The coordinator facilitates the president's wishes no matter how constitutionally questionable those actions may be, she says. They're forceful during crises but are not closely identified with overt infringement of civil liberties. Thomas Gregory, President Wilson's attorney general during World War I, fit this model.

Then there is the extreme aggressor, a person like Mitchell Palmer, Wilson's attorney general during the "Red Scare" years, who becomes more ambitious and publicly initiates aggressive actions.

The extreme aggressor/fall guy takes the heat publicly or in the courts, she says, becoming an administration's scapegoat: John Mitchell, President Nixon's attorney general, fits the bill.

The leveler, she says, attempts to temper the administration's drastic actions, quietly disagreeing with the president's aggressive actions and trying to urge a different course. Francis Biddle, President Franklin D. Roosevelt's attorney general during World War II, falls into this category.

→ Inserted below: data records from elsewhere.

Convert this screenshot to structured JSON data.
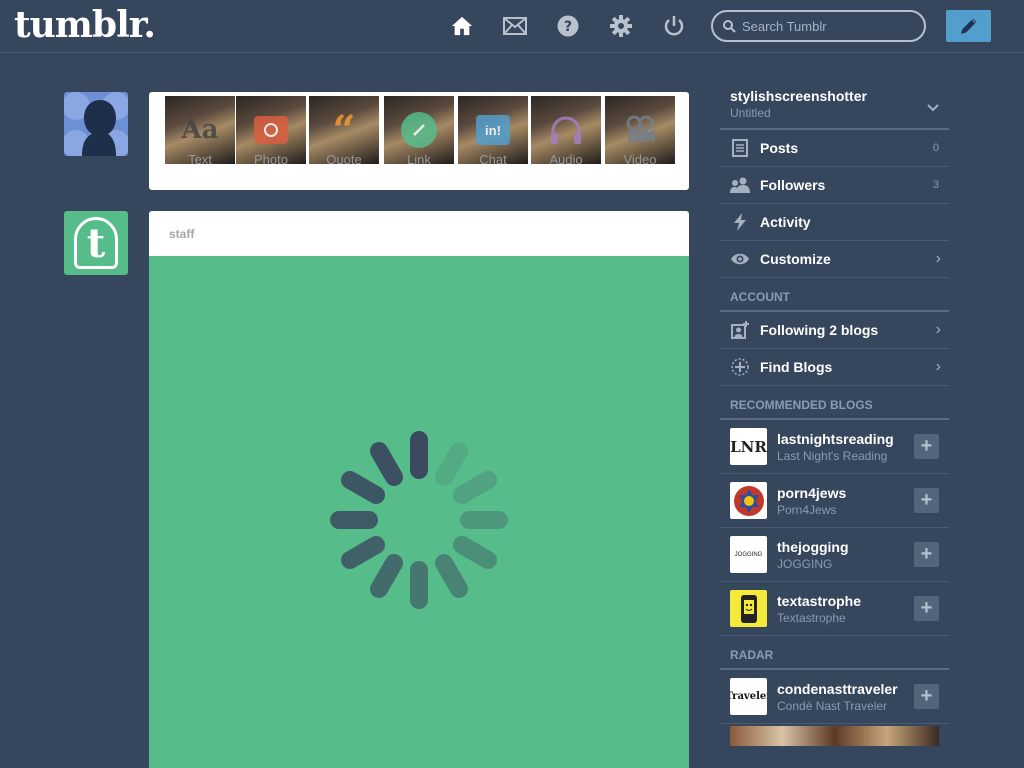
{
  "header": {
    "logo": "tumblr.",
    "search_placeholder": "Search Tumblr",
    "nav_icons": [
      "home-icon",
      "mail-icon",
      "help-icon",
      "settings-icon",
      "power-icon"
    ],
    "compose_icon": "pencil-icon"
  },
  "post_types": [
    "Text",
    "Photo",
    "Quote",
    "Link",
    "Chat",
    "Audio",
    "Video"
  ],
  "post_type_colors": [
    "#444444",
    "#d95e40",
    "#f2992e",
    "#56bc8a",
    "#529ecc",
    "#a77dc2",
    "#748089"
  ],
  "feed": {
    "post_blog": "staff",
    "post_bg_color": "#56bc8a"
  },
  "sidebar": {
    "blog_name": "stylishscreenshotter",
    "blog_title": "Untitled",
    "items": [
      {
        "label": "Posts",
        "count": "0"
      },
      {
        "label": "Followers",
        "count": "3"
      },
      {
        "label": "Activity",
        "count": ""
      },
      {
        "label": "Customize",
        "count": ""
      }
    ],
    "account_header": "ACCOUNT",
    "account_items": [
      {
        "label": "Following 2 blogs"
      },
      {
        "label": "Find Blogs"
      }
    ],
    "recommended_header": "RECOMMENDED BLOGS",
    "recommended": [
      {
        "name": "lastnightsreading",
        "title": "Last Night's Reading",
        "thumb_text": "LNR"
      },
      {
        "name": "porn4jews",
        "title": "Porn4Jews",
        "thumb_text": ""
      },
      {
        "name": "thejogging",
        "title": "JOGGING",
        "thumb_text": "JOGGING"
      },
      {
        "name": "textastrophe",
        "title": "Textastrophe",
        "thumb_text": ""
      }
    ],
    "radar_header": "RADAR",
    "radar": [
      {
        "name": "condenasttraveler",
        "title": "Condé Nast Traveler",
        "thumb_text": "Traveler"
      }
    ]
  },
  "colors": {
    "background": "#36465d",
    "compose_button": "#529ecc",
    "staff_avatar": "#56bc8a"
  }
}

A's for Ashcroft?

Winfield writes that his actions reflected aspects of both an extreme aggressor and a coordinator, at times trying to "manipulate the media by timing pronouncements to distract attention from administrative blunders."


The Horatio Alger Association of Distinguished Americans has created the first national college scholarship program exclusively for veterans who have served in Operation Iraqi Freedom or Operation Enduring Freedom in Afghanistan.

The scholarship program was inspired by former U.S. Ambassador to Spain George Argyros and his wife, Julia. It was on a visit to the Rota Naval Air Station in Spain that the couple first met with wounded soldiers who shared their combat experiences, their unyielding patriotism and an eagerness to return to their unit - in spite of traumatic and serious injuries, the association says.

"You just can't help but be profoundly moved by devotion like that," said Argyros, who was inducted into the Horatio Alger Association in 1993. It provides scholarship assistance to young people who have demonstrated integrity and determination in overcoming adversity, academic potential and the personal aspiration to make a unique contribution to society.


Forget the pigeons and, for that matter, newlyweds.

Rep. Randy Neugebauer, Texas Republican, has introduced an amendment that would help the National Institute of Mental Health focus their funding on "serious" mental-health research.

His amendment proposes to "redirect millions of dollars from studies on how pigeons process visual concepts and how newlyweds are dealing with their first year of marriage," said Josh Noland, the congressman's press secretary.

"These may be worthwhile studies, but they do not address serious mental-health issues, which is the mission of NIMH," he told this columnist. "The pigeon study has gone on for 15 years and continues to get funding despite failing to provide any significant findings."